International and national investments overview

The report surveyed investment in renewable energy sources such as wind, solar, hydroelectric and other clean technologies. On a global scale, there was an obvious shift toward these kinds of energy sources, with the total investment in renewable technologies totalling about US$310 billion (AU$383 billion) in 2014.

China topped the list of countries with the largest increases in this type of energy investment. It spent about US$89.5 billion (about AUS$109.9 billion) on green sources. The United States' levels of investment rose by about 8 per cent, following the global trend to increase spending on clean energy.

Australia's energy gridlock

Although renewable energy generation is increasing abroad, it has stagnated at home. While some business and government figures maintain that it's important to bulk up the renewable sector, others have questioned the necessity and attainability of the current Renewable Energy Target (RET), which states that Australia must work toward a renewable energy production total of 41,000 gigawatt hours per year by 2020.

The decision to review the RET came as a shock to many Australians, the majority of whom believe that investment in clean energy is important. In fact, a recent survey commissioned by the World Wildlife Fund found that about 89 per cent of Aussies believe renewables will be an important component of Australia's energy policy both now and in the future.

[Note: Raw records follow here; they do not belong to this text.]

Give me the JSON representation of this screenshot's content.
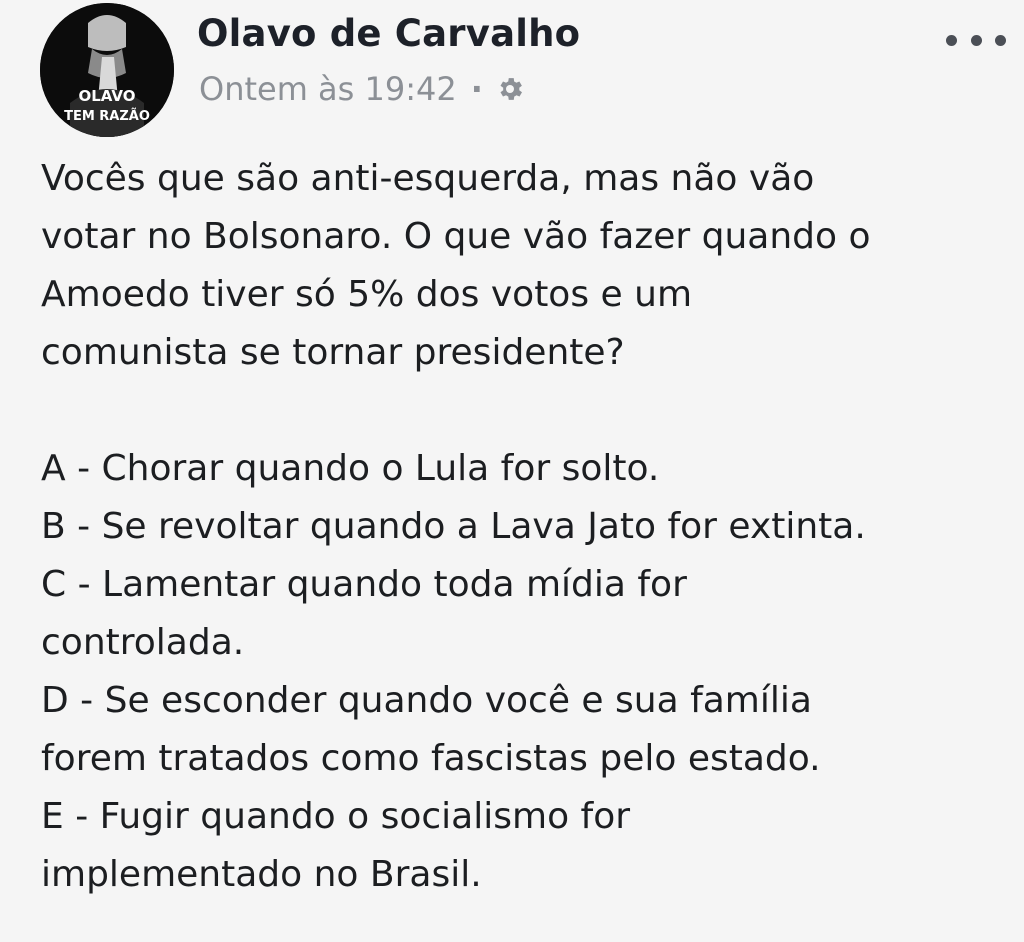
{
  "author": {
    "name": "Olavo de Carvalho",
    "avatar_text_line1": "OLAVO",
    "avatar_text_line2": "TEM RAZÃO"
  },
  "meta": {
    "timestamp": "Ontem às 19:42",
    "separator": "·",
    "privacy_icon": "gear-icon"
  },
  "post": {
    "intro_lines": [
      "Vocês que são anti-esquerda, mas não vão",
      "votar no Bolsonaro. O que vão fazer quando o",
      "Amoedo tiver só 5% dos votos e um",
      "comunista se tornar presidente?"
    ],
    "options": [
      [
        "A - Chorar quando o Lula for solto."
      ],
      [
        "B - Se revoltar quando a Lava Jato for extinta."
      ],
      [
        "C - Lamentar quando toda mídia for",
        "controlada."
      ],
      [
        "D - Se esconder quando você e sua família",
        "forem tratados como fascistas pelo estado."
      ],
      [
        "E - Fugir quando o socialismo for",
        "implementado no Brasil."
      ]
    ]
  },
  "colors": {
    "background": "#f5f5f5",
    "name": "#1d2129",
    "meta": "#8c9096",
    "body_text": "#1c1e21"
  }
}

"Australia is not just at risk of falling behind the rest of the world on renewable energy, we have already slipped off the back of the wave," Darren Gladman, policy director for the Clean Energy Council, told the Sydney Morning Herald. "We have some of the best sun, wind and waves in the world, but this new research shows that we are squandering some of our huge natural advantages."

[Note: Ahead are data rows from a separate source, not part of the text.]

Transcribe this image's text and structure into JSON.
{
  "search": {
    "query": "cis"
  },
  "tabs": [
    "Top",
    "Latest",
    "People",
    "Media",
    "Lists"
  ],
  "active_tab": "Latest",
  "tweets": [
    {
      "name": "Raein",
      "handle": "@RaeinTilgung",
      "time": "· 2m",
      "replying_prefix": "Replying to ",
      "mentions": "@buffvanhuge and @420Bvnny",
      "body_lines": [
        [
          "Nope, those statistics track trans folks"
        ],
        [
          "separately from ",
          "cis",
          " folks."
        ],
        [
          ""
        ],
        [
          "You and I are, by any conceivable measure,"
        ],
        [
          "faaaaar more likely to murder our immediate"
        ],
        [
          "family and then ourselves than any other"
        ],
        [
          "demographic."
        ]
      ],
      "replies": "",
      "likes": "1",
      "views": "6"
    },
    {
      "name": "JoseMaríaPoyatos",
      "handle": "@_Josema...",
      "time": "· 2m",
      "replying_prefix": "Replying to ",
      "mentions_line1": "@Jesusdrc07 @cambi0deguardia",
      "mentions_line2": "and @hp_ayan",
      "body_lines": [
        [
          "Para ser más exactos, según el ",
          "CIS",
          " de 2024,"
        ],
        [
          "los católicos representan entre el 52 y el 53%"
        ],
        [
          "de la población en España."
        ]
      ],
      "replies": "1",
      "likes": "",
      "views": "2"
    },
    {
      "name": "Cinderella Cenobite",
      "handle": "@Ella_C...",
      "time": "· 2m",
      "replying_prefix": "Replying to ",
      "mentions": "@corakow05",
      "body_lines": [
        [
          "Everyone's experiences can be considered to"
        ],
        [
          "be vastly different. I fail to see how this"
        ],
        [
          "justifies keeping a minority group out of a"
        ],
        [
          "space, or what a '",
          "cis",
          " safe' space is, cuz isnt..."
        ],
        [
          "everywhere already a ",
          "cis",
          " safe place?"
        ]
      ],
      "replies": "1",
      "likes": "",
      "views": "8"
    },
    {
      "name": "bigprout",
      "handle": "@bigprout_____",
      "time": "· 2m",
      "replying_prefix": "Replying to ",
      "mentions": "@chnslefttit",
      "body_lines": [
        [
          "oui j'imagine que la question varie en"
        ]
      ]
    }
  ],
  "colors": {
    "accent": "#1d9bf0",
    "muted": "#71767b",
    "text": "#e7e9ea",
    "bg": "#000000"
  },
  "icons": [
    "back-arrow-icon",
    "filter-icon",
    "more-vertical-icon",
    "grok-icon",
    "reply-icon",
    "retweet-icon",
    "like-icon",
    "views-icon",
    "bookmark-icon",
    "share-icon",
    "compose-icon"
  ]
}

Will Australia's renewable energy investment figures look more promising in 2015? Most Australians hope so. Clean energy is thought to be an instrumental component of an energy policy that decreases the cost of electricity for consumers and creates well-paying jobs for the populace.